**What this task involves:**
Restate word for word the lines below, from the one containing "What's the underlying" through the final line, with no pictures included.

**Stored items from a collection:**
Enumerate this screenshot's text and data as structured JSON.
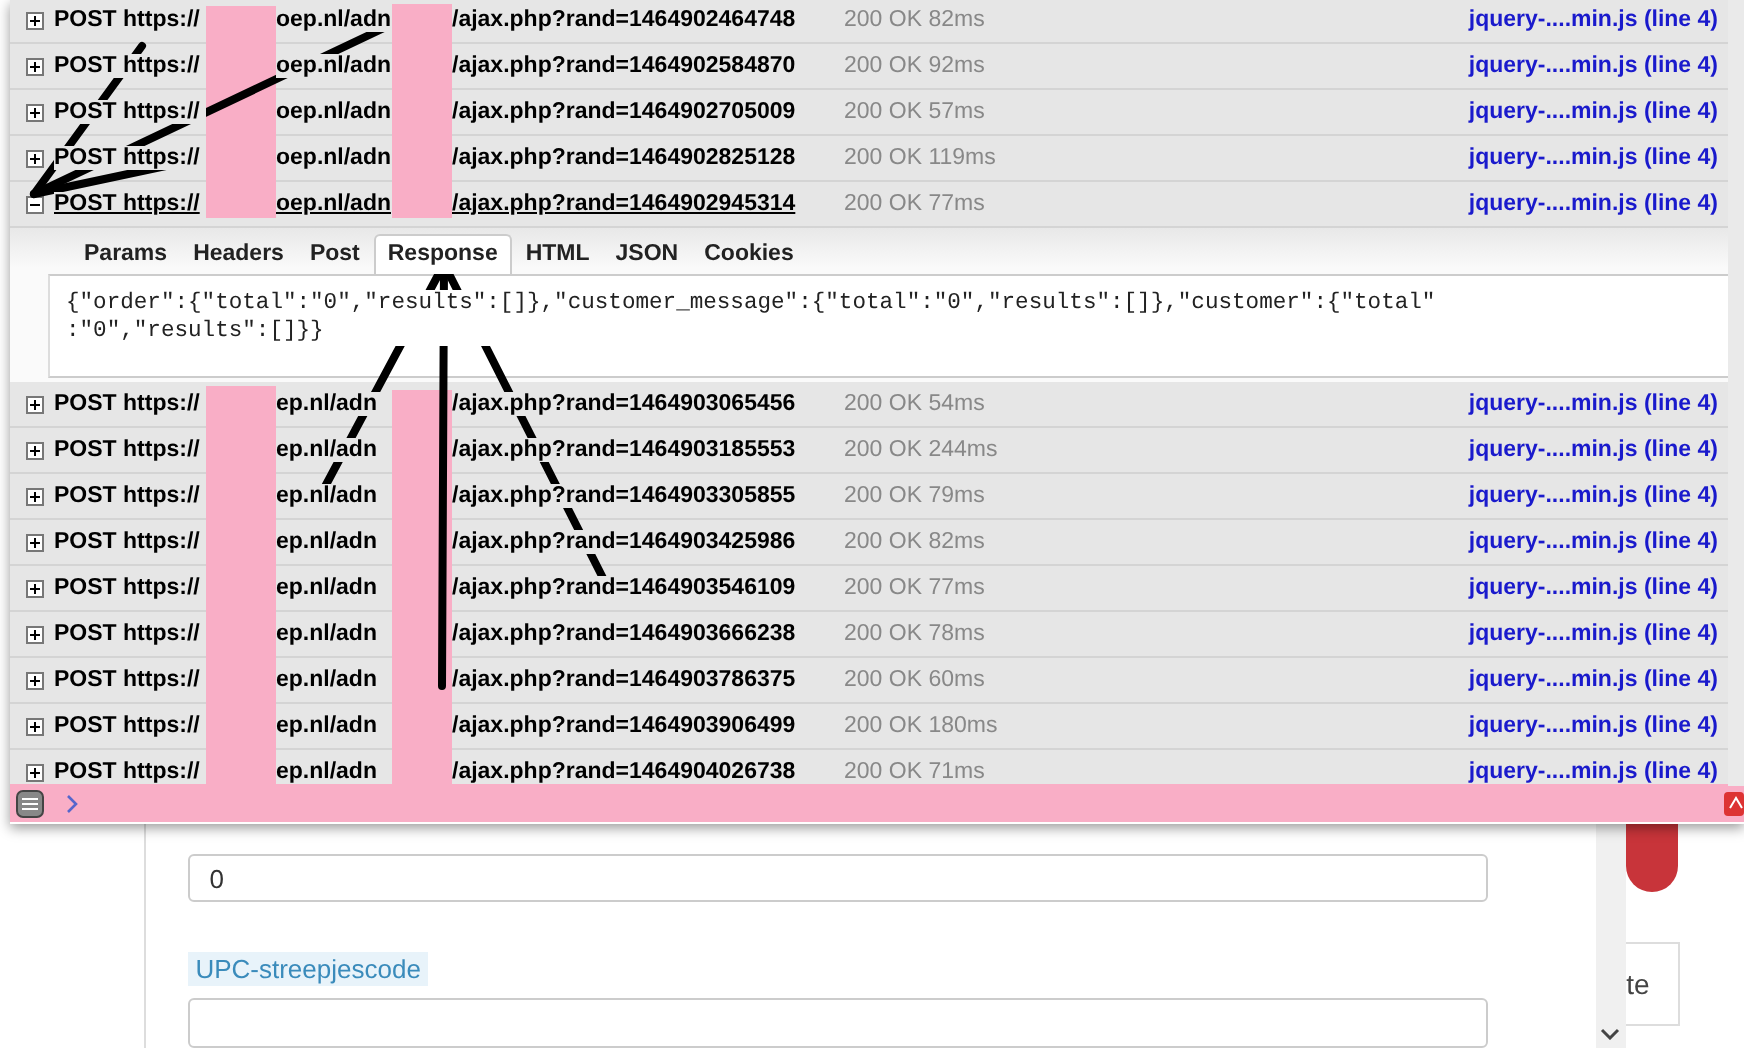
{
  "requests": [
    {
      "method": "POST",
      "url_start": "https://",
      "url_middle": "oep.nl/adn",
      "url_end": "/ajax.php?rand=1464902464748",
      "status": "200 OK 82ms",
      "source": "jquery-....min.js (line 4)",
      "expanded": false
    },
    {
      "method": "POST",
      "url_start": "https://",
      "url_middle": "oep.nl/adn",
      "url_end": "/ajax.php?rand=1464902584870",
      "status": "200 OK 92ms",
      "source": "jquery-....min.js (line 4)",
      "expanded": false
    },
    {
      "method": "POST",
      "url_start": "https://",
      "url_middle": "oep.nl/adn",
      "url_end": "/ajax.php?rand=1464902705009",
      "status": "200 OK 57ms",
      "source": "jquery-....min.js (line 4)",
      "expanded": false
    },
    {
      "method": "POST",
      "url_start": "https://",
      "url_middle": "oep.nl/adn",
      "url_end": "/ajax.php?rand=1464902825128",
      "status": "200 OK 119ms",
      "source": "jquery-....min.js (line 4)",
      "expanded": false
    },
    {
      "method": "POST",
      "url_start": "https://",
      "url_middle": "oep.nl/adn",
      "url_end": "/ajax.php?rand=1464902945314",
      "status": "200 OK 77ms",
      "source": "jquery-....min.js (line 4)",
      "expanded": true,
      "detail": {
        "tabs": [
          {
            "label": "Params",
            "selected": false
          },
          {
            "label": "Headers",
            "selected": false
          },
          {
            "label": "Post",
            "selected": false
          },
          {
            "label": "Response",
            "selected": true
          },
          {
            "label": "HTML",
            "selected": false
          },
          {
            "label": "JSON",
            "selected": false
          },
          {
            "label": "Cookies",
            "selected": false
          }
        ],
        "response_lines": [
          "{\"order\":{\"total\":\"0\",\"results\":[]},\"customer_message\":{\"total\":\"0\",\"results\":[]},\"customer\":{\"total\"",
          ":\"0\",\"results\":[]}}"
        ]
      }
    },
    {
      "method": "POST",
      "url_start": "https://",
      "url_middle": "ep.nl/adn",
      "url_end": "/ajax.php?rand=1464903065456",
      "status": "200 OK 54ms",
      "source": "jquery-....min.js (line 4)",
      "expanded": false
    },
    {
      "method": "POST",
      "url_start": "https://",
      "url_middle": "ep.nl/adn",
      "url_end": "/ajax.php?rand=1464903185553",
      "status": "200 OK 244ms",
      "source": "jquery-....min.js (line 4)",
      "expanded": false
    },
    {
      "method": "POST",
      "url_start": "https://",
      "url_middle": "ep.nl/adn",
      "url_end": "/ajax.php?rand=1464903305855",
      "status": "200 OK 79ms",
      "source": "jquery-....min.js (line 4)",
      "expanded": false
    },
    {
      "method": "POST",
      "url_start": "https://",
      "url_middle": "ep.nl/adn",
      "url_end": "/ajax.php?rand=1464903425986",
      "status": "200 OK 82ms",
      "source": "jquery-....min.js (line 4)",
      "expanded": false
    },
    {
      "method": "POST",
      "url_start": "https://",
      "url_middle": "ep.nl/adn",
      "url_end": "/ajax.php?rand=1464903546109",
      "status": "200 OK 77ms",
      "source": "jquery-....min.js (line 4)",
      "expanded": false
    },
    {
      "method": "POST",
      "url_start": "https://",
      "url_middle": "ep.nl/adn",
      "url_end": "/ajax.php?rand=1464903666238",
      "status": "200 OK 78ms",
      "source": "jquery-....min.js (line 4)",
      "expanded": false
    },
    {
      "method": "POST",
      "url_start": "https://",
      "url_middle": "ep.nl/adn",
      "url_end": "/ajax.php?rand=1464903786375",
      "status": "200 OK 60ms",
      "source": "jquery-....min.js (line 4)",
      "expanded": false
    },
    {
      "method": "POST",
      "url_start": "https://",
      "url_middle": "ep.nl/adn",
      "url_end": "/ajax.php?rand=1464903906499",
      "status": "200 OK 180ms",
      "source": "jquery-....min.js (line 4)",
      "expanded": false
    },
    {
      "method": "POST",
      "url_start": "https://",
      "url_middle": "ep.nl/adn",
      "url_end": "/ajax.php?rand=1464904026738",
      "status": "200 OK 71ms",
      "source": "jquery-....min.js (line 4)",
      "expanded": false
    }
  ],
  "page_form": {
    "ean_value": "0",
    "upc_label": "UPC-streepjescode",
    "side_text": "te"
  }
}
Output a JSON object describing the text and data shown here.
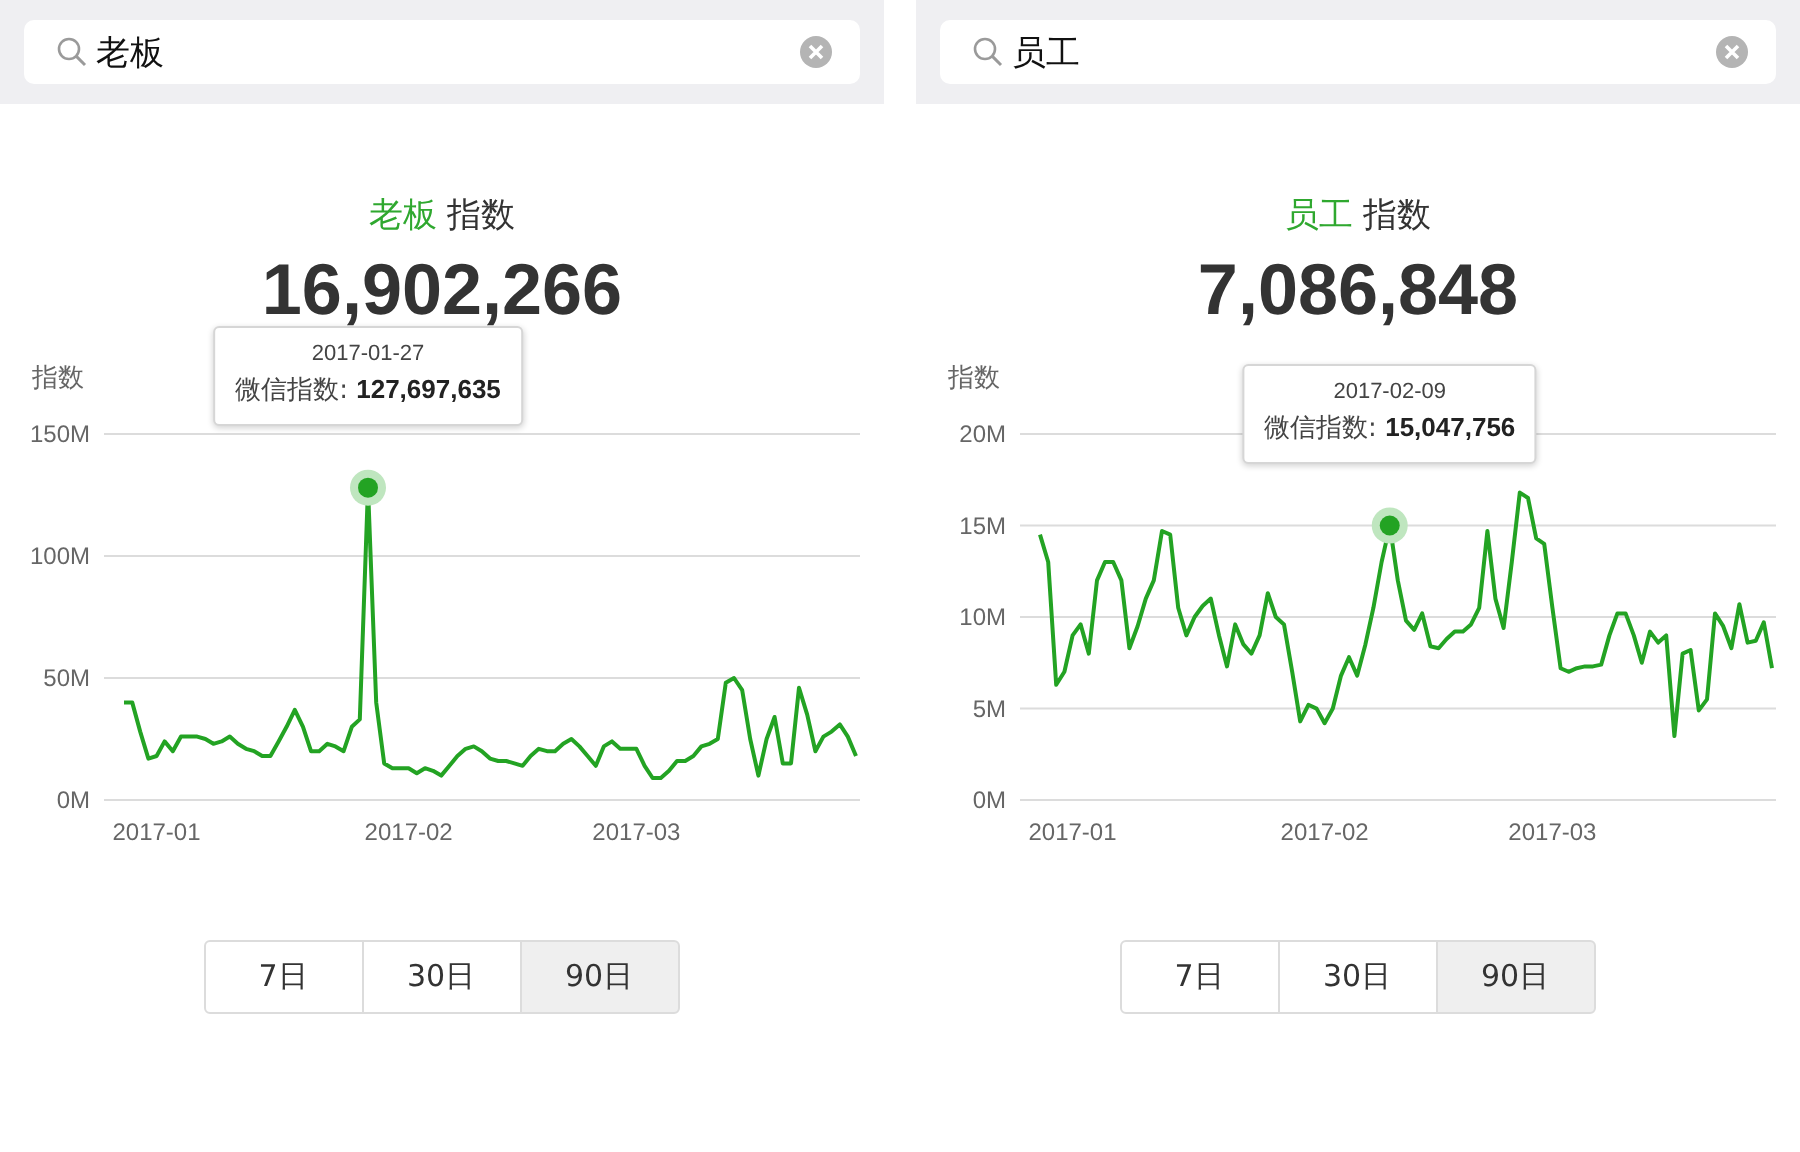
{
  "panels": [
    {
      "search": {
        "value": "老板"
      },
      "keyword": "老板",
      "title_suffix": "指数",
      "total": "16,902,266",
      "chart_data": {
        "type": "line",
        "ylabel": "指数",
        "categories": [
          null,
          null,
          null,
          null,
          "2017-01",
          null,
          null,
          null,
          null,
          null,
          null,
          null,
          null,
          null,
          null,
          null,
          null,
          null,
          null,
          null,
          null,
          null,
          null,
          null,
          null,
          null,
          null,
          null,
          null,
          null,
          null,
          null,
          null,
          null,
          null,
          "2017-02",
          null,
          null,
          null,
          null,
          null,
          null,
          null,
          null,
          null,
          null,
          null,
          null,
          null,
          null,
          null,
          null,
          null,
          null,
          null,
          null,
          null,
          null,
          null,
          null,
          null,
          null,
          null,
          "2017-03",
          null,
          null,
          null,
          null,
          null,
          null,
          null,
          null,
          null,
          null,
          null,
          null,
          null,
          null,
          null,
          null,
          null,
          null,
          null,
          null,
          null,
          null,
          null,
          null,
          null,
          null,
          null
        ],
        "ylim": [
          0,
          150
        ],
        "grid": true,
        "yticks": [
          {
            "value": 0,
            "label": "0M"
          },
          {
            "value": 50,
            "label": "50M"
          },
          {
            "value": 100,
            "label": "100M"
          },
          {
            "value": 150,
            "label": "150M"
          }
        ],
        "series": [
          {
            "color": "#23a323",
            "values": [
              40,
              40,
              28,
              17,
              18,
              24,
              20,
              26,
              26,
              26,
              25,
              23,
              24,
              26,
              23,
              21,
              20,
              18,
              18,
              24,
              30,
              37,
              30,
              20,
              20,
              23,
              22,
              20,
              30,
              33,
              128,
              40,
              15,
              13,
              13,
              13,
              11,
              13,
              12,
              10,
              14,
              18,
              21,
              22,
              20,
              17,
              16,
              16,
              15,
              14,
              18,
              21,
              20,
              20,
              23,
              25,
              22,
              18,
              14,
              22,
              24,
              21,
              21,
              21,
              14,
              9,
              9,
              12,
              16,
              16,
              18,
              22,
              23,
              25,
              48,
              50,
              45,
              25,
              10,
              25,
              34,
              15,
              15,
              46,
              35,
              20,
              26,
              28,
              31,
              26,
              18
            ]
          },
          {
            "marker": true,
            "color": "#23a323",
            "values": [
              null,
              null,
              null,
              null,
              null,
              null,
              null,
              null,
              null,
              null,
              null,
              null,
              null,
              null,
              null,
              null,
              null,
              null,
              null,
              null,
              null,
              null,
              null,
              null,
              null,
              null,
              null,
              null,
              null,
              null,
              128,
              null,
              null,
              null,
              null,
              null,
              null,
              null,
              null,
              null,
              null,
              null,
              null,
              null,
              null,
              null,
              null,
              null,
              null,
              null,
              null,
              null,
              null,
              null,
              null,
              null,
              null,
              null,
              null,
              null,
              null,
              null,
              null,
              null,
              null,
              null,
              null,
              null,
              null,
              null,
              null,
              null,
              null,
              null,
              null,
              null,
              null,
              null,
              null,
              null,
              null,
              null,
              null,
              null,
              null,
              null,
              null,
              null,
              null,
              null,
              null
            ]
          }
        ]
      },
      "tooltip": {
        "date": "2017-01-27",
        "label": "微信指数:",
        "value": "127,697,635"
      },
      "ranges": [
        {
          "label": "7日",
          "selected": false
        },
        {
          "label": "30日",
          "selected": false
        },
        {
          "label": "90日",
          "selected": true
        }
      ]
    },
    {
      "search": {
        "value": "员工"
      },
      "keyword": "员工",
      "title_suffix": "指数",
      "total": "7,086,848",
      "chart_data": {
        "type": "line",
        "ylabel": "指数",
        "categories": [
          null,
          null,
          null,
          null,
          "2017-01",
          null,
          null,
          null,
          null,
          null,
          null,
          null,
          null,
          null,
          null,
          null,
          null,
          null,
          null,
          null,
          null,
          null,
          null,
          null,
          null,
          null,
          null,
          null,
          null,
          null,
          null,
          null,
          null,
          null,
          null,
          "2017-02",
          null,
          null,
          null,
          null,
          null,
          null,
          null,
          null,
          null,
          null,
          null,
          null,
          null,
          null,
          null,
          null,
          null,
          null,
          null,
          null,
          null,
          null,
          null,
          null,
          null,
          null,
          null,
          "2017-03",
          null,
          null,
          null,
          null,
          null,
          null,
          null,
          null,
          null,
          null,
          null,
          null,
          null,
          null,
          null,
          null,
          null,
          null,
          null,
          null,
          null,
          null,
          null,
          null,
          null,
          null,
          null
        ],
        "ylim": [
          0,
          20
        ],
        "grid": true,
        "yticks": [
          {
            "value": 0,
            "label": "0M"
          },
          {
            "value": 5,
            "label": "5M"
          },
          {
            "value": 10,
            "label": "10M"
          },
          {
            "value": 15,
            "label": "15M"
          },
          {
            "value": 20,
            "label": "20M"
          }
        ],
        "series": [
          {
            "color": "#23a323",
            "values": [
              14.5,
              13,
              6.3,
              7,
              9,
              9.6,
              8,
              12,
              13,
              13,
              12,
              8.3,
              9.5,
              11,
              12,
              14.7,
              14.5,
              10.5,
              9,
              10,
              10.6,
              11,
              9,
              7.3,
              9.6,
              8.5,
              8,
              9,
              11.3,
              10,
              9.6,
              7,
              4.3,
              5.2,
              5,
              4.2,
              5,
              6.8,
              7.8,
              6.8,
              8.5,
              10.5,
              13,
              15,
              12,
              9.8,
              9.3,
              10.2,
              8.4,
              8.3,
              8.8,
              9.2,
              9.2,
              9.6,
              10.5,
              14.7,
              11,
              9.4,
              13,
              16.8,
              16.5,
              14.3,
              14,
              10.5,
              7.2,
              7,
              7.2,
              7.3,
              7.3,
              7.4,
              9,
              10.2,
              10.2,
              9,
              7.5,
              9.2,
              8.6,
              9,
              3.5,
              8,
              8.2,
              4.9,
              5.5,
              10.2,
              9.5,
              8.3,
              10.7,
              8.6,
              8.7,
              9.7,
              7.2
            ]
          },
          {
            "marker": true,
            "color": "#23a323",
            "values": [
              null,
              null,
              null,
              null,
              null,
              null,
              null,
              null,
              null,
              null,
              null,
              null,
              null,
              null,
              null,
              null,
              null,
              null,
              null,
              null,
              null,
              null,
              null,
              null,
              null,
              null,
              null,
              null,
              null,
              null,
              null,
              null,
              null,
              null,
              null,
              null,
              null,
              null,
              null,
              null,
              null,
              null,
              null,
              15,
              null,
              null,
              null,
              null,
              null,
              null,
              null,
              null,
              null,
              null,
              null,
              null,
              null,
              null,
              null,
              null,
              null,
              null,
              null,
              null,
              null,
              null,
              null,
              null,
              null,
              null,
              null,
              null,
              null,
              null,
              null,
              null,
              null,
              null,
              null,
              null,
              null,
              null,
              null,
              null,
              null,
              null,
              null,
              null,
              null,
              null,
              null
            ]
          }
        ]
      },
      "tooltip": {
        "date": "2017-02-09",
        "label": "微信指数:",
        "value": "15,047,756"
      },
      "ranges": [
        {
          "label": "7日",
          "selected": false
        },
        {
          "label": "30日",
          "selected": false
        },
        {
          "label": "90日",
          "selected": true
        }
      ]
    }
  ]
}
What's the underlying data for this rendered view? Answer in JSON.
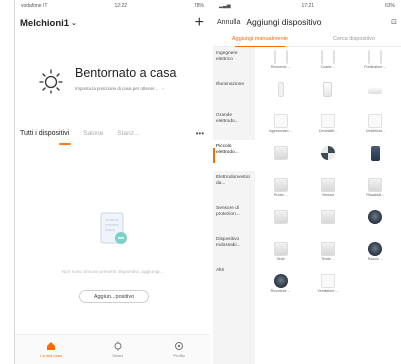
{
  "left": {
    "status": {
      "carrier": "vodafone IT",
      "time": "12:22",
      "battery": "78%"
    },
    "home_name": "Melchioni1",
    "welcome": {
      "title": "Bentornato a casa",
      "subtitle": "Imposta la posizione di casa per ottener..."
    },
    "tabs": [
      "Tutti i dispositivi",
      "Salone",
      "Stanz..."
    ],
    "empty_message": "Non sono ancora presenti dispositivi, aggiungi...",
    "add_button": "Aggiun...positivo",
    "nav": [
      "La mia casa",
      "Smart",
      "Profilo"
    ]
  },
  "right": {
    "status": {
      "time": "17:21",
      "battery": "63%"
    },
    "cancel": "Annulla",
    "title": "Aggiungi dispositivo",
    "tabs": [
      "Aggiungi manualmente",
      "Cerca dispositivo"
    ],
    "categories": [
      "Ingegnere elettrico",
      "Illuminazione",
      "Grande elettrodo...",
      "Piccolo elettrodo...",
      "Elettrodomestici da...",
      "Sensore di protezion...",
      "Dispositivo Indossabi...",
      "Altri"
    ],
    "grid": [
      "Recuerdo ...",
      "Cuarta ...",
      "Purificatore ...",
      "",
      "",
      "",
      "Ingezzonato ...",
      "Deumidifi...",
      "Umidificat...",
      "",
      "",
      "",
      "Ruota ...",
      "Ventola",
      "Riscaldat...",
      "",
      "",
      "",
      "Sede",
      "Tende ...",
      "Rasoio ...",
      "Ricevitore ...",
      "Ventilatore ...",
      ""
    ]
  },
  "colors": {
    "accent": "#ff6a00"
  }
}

**Task result:**
What's the underlying data for this rendered view? Answer in JSON.
{
  "left": {
    "status": {
      "carrier": "vodafone IT",
      "time": "12:22",
      "battery": "78%"
    },
    "home_name": "Melchioni1",
    "welcome": {
      "title": "Bentornato a casa",
      "subtitle": "Imposta la posizione di casa per ottener..."
    },
    "tabs": [
      "Tutti i dispositivi",
      "Salone",
      "Stanz..."
    ],
    "empty_message": "Non sono ancora presenti dispositivi, aggiungi...",
    "add_button": "Aggiun...positivo",
    "nav": [
      "La mia casa",
      "Smart",
      "Profilo"
    ]
  },
  "right": {
    "status": {
      "time": "17:21",
      "battery": "63%"
    },
    "cancel": "Annulla",
    "title": "Aggiungi dispositivo",
    "tabs": [
      "Aggiungi manualmente",
      "Cerca dispositivo"
    ],
    "categories": [
      "Ingegnere elettrico",
      "Illuminazione",
      "Grande elettrodo...",
      "Piccolo elettrodo...",
      "Elettrodomestici da...",
      "Sensore di protezion...",
      "Dispositivo Indossabi...",
      "Altri"
    ],
    "grid": [
      "Recuerdo ...",
      "Cuarta ...",
      "Purificatore ...",
      "",
      "",
      "",
      "Ingezzonato ...",
      "Deumidifi...",
      "Umidificat...",
      "",
      "",
      "",
      "Ruota ...",
      "Ventola",
      "Riscaldat...",
      "",
      "",
      "",
      "Sede",
      "Tende ...",
      "Rasoio ...",
      "Ricevitore ...",
      "Ventilatore ...",
      ""
    ]
  },
  "colors": {
    "accent": "#ff6a00"
  }
}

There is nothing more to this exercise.